* [RECORDS TO PROCESS]:
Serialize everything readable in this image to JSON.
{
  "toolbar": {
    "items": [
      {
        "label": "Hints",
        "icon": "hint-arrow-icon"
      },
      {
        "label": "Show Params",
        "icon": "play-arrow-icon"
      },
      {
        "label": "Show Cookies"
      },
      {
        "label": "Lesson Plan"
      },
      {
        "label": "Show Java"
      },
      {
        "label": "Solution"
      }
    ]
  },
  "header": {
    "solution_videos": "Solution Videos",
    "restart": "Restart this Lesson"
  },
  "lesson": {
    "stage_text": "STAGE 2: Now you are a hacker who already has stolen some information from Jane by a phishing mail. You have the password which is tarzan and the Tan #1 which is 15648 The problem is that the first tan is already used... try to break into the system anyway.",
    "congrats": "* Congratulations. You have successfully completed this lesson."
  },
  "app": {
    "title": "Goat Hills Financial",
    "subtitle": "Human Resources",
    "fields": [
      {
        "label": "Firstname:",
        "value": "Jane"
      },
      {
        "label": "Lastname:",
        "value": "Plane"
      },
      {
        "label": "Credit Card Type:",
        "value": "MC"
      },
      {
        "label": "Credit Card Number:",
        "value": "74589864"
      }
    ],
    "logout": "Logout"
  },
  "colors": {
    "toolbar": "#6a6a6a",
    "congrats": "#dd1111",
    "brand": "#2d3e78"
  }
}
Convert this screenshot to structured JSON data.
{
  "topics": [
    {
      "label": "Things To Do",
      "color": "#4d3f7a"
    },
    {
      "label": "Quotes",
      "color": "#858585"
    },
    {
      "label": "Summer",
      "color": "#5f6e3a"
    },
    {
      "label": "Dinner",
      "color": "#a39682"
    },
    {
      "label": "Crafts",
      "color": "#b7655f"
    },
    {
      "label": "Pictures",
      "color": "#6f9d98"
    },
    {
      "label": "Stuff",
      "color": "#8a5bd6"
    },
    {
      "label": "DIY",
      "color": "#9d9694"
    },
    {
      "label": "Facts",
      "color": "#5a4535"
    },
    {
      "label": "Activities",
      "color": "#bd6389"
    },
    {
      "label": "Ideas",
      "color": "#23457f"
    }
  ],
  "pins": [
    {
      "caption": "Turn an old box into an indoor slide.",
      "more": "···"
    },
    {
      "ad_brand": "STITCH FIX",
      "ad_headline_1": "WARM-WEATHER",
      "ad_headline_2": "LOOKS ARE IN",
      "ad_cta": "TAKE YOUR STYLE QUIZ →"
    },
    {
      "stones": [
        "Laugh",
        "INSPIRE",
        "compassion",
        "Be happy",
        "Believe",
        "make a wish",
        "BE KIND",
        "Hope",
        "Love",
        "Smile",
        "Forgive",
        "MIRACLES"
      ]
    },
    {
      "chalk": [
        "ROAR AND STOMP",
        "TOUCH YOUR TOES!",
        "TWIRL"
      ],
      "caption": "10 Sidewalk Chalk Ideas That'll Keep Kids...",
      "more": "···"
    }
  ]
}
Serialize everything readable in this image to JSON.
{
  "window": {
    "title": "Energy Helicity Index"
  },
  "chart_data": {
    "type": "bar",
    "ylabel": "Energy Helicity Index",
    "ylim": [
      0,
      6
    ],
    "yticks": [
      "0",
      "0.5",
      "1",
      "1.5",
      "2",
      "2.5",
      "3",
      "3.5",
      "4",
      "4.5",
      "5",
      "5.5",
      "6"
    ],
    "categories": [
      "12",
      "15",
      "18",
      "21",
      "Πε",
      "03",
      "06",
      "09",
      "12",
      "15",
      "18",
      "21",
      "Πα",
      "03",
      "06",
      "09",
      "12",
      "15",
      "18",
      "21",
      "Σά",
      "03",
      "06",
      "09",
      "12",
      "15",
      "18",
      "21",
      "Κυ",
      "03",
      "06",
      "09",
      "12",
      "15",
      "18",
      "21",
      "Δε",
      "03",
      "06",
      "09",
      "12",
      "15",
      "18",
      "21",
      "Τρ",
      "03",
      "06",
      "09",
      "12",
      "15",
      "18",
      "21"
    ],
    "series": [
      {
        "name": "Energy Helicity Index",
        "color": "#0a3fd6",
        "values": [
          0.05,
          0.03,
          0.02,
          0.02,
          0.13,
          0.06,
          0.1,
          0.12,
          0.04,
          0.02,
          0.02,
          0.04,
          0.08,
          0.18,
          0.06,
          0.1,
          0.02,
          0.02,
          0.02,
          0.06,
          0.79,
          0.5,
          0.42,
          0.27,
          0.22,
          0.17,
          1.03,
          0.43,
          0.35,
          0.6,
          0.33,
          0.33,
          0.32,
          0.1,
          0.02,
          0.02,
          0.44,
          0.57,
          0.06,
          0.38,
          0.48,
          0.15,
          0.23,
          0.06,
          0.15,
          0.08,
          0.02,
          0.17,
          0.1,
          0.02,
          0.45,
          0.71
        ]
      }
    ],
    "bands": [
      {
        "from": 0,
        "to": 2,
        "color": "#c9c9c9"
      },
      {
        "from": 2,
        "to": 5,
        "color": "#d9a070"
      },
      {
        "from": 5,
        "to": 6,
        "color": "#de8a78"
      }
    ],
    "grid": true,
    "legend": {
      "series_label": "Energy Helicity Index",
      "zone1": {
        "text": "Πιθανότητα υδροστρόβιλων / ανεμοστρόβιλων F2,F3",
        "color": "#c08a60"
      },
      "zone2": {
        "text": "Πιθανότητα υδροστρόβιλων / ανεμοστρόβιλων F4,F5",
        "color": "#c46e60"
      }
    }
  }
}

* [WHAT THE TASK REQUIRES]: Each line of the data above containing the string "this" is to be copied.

* [REPLY]:
Serialize everything readable in this image to JSON.
    "restart": "Restart this Lesson"
    "congrats": "* Congratulations. You have successfully completed this lesson."
Convert this screenshot to structured JSON data.
Serialize everything readable in this image to JSON.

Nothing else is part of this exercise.